  • that (if appropriate) the company was not registered for Value Added Tax

In addition to the Statutory Declaration you will be required to provide:

  • A letter from the Inland Revenue confirming that at the date of dissolution the company did not owe any sums in respect of corporation tax or National Insurance contributions
  • A letter from HM Customs & Excise confirming that at the date of dissolution the company did not owe any sums in respect of VAT (if appropriate)
  • Copies of the current passports or current UK driving licences of all the registered shareholders, certified as true copies by a solicitor
  • An original bill or bank statement (not more than three months old) addressed to each of the registered shareholders at his or her home address
  • payments will only be made to shareholders who were registered as members of the company at the date of dissolution in the "Register of Members" filed at Companies House. Former Directors of the company are not eligible for a payment unless they were also shareholders.
  • by a former liquidator the Treasury Solicitor requires a Statutory Declaration signed by the former liquidator in the presence of a practicing solicitor;
  • that he was the liquidator of the company at the date of dissolution
  • that any payment will be distributed as if he were still the liquidator of the company
  • that the applicants acknowledge that the Treasury Solicitor's proper legal costs plus disbursements will be deducted from any payment
  • who the payable order should be made payable to

In the case of an application by either a former shareholder or a former liquidator, the Statutory Declaration in support of the application must be witnessed by a practicing solicitor, and the full name and address of the solicitor's practice must be typed in the Statutory Declaration.

Once the Statutory Declaration has been provided consideration will be given to the making of a discretionary payment on the above terms and conditions.

If the Treasury Solicitor has not yet collected the account balance then please provide the account number, sort code and branch address, of the dissolved company's bank account.

If a payment is made, the Treasury Solicitor’s proper legal costs and disbursements will be deducted from the payment. The Treasury Solicitor's minimum costs are currently £150 although a higher figure may be deducted if the amount of work on a file makes this appropriate. No VAT is charged on these costs.
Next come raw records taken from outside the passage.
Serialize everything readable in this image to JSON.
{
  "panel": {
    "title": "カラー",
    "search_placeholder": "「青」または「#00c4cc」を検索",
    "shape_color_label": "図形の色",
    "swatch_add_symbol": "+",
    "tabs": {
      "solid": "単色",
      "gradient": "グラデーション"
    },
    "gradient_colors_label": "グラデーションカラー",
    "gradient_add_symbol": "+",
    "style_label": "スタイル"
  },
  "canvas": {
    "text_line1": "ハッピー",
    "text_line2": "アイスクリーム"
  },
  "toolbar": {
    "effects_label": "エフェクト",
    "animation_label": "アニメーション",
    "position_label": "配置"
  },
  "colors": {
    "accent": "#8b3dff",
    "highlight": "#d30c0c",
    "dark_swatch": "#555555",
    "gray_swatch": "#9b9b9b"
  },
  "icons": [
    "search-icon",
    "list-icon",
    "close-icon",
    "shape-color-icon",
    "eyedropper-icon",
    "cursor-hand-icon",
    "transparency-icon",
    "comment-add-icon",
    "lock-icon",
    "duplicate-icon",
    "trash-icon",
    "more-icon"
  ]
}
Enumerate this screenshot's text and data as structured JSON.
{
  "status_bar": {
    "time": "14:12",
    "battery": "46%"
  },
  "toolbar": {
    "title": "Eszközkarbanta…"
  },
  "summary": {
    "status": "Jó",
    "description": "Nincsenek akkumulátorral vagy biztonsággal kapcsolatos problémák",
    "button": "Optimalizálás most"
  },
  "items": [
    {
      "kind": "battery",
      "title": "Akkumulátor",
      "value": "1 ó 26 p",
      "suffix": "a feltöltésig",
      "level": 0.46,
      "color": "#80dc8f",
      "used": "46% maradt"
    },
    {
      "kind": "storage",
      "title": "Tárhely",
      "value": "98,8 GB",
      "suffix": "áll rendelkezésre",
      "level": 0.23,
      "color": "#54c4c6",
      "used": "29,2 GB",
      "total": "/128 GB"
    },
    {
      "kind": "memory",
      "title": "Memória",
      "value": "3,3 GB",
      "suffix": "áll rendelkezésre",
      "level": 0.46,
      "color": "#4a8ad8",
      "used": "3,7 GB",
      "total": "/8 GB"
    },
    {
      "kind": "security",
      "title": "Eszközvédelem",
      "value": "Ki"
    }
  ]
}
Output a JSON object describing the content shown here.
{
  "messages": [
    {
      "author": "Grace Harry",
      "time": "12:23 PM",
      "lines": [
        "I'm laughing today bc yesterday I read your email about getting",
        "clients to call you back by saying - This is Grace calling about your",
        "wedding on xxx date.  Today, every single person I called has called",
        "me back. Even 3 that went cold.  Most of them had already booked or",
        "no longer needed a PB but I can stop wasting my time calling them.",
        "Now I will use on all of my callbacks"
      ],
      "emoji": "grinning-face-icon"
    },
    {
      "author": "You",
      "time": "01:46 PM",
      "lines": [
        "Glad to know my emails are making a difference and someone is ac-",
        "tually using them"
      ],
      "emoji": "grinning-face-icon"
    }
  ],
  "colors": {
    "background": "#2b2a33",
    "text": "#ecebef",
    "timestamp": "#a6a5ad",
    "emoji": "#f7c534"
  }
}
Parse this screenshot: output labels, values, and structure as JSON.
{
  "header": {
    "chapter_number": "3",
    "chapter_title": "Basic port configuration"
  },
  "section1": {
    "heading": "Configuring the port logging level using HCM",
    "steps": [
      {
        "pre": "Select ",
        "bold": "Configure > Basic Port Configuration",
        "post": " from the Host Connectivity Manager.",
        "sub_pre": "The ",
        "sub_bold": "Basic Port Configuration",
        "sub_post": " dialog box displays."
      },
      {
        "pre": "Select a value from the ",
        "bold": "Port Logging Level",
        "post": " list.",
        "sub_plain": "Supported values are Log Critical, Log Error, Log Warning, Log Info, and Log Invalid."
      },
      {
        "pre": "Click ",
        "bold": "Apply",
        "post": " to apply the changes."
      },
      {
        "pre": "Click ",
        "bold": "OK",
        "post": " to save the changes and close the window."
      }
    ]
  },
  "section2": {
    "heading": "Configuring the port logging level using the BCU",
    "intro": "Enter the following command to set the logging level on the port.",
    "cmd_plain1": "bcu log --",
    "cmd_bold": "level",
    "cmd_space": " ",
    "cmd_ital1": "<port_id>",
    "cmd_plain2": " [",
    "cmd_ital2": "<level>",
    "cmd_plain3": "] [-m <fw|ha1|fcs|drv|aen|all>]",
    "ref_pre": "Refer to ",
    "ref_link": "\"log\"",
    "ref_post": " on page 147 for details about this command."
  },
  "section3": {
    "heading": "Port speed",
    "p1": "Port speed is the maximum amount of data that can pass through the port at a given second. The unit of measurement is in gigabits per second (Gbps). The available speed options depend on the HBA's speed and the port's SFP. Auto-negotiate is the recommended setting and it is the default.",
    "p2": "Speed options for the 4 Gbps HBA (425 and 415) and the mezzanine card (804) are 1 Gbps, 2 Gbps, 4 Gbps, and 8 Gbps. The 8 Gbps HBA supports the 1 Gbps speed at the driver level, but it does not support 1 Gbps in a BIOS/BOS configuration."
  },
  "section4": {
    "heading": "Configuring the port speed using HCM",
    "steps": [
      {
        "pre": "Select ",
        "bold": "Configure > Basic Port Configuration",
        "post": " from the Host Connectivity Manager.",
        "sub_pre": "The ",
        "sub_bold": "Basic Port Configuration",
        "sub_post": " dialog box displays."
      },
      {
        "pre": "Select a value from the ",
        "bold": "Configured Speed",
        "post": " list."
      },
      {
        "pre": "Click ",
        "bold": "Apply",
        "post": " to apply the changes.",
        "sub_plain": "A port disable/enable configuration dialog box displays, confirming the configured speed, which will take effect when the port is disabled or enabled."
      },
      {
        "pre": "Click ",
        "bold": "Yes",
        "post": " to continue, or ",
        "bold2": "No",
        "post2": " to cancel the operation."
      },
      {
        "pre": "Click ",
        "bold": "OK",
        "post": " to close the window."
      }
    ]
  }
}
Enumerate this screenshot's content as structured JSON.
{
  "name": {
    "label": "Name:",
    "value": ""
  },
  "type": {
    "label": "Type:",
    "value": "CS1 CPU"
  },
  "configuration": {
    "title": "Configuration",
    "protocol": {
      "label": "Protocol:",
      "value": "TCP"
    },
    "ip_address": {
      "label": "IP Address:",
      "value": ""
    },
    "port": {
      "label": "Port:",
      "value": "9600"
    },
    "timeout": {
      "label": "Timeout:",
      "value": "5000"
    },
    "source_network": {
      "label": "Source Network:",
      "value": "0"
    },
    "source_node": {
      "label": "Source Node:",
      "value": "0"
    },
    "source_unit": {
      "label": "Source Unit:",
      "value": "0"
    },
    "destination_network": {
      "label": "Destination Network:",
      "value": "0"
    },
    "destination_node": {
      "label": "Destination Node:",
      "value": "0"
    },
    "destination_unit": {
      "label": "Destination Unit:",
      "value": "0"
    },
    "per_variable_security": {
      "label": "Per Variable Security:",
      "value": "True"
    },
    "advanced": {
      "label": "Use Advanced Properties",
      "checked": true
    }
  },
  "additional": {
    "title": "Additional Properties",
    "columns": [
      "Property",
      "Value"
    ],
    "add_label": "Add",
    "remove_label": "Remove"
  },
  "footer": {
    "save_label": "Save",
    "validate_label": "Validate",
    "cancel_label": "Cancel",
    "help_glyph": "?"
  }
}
Disbursements are an additional deduction and are made at cost.

In the case of payments exceeding £50,000 the specific consent of the Treasury is required before any payment can be made. In those cases it is also possible that the Treasury may require a proportion of the fund to be retained as the "Crown's Share" (as it is called). In certain circumstances the Treasury may agree to waive the Crown's Share.

It is stressed that these payments are entirely discretionary. If the Treasury Solicitor is not satisfied on any of the above aspects, then a payment will not be considered. These Guidelines are for information only and each case will be decided on its own merits.

Please complete our company restoration form to enquire about restoring your company.